### Problem description
Go over the data and copy out each line with "value" in it.

### The input
Content starts
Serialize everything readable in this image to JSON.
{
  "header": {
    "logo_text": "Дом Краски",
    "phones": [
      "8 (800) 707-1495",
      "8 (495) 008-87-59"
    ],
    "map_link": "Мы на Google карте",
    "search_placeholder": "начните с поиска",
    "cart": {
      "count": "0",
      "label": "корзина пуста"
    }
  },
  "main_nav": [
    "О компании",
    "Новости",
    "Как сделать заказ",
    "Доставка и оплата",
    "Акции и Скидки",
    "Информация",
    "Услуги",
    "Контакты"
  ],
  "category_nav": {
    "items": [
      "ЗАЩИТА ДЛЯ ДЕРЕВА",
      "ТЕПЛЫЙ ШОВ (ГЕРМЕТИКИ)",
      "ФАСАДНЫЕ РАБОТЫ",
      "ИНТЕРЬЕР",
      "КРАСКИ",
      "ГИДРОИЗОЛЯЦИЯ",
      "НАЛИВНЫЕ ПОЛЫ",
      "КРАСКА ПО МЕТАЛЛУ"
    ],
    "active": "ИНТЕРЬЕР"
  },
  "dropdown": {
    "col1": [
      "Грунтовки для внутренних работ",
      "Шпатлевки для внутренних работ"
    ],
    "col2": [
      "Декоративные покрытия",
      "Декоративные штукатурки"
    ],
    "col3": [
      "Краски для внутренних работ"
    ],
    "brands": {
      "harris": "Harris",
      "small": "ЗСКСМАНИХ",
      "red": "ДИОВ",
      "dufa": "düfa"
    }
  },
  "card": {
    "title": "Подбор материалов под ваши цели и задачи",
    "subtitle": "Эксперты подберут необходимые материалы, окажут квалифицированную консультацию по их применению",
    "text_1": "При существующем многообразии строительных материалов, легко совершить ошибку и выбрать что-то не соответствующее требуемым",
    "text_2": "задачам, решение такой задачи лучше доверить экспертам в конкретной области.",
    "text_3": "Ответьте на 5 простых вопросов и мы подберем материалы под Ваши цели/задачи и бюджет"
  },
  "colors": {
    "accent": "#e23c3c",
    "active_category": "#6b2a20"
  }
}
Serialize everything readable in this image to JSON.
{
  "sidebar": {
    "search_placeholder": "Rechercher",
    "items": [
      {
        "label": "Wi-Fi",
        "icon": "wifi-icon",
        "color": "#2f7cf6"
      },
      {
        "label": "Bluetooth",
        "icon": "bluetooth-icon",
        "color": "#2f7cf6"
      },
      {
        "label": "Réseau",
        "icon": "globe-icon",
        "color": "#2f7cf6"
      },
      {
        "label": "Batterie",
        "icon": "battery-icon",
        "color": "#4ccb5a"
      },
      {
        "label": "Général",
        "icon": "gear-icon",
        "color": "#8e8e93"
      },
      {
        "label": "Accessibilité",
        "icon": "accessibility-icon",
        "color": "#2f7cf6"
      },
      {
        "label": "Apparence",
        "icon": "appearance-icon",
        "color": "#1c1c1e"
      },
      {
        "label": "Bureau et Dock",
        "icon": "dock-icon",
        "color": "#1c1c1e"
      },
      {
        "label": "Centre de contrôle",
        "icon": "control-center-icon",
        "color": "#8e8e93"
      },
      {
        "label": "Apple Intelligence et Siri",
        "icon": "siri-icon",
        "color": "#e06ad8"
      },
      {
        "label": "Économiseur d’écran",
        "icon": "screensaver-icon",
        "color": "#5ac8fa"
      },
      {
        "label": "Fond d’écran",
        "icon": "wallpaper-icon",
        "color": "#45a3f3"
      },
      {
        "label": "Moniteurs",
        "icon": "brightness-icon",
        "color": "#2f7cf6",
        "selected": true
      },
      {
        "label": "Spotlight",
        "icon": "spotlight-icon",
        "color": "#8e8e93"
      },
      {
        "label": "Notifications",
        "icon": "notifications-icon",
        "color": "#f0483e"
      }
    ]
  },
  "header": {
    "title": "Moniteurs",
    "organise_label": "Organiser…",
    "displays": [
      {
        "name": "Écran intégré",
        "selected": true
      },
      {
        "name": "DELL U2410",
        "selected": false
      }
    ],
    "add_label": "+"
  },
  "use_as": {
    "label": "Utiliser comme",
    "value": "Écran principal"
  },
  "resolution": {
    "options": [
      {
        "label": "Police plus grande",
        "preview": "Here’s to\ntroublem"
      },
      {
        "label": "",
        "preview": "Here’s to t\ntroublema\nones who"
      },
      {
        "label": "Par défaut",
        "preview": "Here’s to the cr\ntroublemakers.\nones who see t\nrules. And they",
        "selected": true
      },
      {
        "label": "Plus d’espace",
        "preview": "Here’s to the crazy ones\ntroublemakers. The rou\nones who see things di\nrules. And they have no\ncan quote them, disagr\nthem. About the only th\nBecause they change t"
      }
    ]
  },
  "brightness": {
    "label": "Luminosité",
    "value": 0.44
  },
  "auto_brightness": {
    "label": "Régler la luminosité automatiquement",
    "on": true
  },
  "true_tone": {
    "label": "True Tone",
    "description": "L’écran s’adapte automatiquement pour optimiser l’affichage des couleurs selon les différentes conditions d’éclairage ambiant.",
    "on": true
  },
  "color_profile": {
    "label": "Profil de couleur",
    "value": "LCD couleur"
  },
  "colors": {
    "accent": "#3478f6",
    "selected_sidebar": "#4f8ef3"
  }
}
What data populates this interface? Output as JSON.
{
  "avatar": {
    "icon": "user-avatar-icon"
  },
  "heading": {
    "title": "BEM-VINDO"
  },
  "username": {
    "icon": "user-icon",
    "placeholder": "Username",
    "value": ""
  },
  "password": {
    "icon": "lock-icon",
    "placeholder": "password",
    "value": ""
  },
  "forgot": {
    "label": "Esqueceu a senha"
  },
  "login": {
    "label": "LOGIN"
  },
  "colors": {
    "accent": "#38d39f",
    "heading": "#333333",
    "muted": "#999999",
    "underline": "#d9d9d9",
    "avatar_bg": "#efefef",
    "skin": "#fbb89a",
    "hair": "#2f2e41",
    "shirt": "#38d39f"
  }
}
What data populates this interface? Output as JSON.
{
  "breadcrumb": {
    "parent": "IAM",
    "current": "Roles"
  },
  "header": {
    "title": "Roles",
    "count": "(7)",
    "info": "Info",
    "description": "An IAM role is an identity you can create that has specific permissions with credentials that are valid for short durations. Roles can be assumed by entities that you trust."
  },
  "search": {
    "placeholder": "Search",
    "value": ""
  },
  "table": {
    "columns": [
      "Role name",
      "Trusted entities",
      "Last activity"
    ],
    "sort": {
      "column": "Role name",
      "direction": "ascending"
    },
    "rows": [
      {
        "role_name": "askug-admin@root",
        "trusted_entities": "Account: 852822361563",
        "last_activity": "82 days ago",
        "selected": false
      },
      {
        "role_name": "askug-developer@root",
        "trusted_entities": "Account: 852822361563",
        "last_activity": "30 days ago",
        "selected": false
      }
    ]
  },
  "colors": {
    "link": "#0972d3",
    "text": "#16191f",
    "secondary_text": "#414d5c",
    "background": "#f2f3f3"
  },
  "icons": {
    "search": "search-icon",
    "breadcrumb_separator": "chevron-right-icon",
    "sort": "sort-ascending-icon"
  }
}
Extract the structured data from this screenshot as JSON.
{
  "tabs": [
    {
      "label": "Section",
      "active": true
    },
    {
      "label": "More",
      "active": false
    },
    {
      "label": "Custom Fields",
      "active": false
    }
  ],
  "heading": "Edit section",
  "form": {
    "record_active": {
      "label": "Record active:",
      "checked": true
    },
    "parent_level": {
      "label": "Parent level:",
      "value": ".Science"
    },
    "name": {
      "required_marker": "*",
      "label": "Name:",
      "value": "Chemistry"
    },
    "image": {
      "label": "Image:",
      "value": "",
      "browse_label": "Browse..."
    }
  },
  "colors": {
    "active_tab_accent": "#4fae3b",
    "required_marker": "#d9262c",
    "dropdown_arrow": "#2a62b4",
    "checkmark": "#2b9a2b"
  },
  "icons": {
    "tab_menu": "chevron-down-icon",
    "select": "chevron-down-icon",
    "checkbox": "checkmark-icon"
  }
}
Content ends
### Output for this task
    "value": "Écran principal"
    "value": 0.44
    "value": "LCD couleur"
    "value": ""
    "value": ""
    "value": ""
      "value": ".Science"
      "value": "Chemistry"
      "value": "",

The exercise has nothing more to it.